**Task to carry out:**
The answer must be every line of the records in which the string "Todos" appears.
^^^^
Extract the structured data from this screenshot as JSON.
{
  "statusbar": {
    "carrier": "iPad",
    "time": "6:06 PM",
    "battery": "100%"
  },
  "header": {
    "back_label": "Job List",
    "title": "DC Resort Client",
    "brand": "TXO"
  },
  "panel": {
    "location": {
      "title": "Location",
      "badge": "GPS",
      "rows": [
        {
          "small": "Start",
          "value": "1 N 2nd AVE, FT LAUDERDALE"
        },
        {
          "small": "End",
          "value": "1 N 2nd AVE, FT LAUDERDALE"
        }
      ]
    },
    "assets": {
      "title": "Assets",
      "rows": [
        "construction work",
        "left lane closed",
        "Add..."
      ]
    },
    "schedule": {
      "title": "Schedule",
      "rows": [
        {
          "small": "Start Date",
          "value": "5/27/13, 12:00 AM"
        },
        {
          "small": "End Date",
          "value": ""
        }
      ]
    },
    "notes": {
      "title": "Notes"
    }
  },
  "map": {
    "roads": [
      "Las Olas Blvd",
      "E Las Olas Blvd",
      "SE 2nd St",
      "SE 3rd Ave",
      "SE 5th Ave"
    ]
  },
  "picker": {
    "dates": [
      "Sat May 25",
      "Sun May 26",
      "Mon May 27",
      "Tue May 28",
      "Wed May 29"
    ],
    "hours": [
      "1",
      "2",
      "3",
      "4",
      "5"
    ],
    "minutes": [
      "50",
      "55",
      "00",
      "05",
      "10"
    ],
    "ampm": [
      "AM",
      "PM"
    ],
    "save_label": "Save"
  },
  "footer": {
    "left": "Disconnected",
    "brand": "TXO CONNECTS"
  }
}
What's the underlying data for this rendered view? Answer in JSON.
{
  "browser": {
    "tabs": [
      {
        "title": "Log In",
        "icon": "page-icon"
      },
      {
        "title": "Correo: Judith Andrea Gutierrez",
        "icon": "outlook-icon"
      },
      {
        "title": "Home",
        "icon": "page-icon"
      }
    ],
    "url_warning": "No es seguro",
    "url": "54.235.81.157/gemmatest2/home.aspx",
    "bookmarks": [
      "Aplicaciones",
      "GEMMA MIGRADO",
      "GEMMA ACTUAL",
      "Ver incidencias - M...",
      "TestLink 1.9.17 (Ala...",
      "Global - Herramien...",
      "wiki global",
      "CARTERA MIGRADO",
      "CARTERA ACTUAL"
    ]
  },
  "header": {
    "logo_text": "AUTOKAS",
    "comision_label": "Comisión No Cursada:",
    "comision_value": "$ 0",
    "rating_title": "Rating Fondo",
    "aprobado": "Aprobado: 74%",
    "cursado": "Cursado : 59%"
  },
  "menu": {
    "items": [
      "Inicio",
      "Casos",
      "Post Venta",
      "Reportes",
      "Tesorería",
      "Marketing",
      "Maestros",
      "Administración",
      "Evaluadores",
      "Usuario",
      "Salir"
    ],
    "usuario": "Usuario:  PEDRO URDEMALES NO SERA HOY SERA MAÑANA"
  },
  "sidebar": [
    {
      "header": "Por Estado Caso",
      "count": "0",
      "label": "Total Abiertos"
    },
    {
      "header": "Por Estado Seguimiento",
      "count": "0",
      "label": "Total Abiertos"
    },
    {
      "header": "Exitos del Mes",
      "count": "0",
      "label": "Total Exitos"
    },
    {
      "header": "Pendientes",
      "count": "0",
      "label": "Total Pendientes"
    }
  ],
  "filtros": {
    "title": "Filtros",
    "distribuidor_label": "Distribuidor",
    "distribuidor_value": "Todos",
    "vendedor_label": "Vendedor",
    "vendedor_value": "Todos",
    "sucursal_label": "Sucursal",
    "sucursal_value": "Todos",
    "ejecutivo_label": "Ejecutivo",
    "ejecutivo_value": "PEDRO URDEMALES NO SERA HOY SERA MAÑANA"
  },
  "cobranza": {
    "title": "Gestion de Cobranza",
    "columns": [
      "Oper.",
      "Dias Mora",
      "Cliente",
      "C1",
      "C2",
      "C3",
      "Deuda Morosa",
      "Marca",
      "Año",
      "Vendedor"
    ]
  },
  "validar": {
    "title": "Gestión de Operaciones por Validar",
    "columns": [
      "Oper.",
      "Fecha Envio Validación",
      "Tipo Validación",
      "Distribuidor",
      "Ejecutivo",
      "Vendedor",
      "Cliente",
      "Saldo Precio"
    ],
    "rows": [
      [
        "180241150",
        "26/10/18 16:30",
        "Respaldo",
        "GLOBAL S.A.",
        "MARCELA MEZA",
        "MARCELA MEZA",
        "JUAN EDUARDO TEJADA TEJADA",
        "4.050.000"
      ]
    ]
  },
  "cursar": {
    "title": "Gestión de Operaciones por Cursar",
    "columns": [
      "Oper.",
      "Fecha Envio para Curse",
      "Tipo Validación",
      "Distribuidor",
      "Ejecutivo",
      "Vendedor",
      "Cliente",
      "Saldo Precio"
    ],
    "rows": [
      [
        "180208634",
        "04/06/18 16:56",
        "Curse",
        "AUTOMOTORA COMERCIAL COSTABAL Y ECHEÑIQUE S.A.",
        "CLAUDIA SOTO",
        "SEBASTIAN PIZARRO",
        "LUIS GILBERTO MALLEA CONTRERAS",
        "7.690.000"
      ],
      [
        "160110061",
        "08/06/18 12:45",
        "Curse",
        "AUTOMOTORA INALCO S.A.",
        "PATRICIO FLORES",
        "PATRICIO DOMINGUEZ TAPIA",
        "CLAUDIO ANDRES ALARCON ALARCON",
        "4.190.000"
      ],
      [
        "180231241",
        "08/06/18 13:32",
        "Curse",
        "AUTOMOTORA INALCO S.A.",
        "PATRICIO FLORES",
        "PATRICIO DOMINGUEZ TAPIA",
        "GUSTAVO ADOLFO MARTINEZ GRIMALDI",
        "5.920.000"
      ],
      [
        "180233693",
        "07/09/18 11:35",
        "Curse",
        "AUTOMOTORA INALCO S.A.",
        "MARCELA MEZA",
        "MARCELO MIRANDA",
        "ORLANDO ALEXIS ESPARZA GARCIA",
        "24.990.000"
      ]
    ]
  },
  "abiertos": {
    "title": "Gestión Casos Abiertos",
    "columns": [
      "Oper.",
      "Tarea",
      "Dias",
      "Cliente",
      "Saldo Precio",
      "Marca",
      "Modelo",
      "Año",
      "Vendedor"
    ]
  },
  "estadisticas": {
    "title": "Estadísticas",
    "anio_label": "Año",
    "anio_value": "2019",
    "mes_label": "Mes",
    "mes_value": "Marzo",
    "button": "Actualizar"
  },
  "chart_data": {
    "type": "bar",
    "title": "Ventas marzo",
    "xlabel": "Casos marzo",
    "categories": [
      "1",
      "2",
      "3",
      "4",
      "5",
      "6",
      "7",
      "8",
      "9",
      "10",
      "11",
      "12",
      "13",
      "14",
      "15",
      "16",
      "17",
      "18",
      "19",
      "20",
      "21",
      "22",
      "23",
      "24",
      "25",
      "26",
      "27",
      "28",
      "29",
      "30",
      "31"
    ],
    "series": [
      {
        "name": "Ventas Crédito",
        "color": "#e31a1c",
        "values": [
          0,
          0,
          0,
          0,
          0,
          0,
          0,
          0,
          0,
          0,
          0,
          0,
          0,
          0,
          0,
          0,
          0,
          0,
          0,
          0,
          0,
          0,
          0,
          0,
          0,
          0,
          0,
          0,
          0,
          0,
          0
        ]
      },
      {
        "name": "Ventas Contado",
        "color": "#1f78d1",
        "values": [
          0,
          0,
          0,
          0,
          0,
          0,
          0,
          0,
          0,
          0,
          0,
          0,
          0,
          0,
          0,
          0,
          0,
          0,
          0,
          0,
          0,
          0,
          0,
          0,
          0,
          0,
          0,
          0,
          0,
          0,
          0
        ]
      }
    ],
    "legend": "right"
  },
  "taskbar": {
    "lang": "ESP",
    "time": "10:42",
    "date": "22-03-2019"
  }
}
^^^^
**Answer to this task:**
    "distribuidor_value": "Todos",
    "vendedor_value": "Todos",
    "sucursal_value": "Todos",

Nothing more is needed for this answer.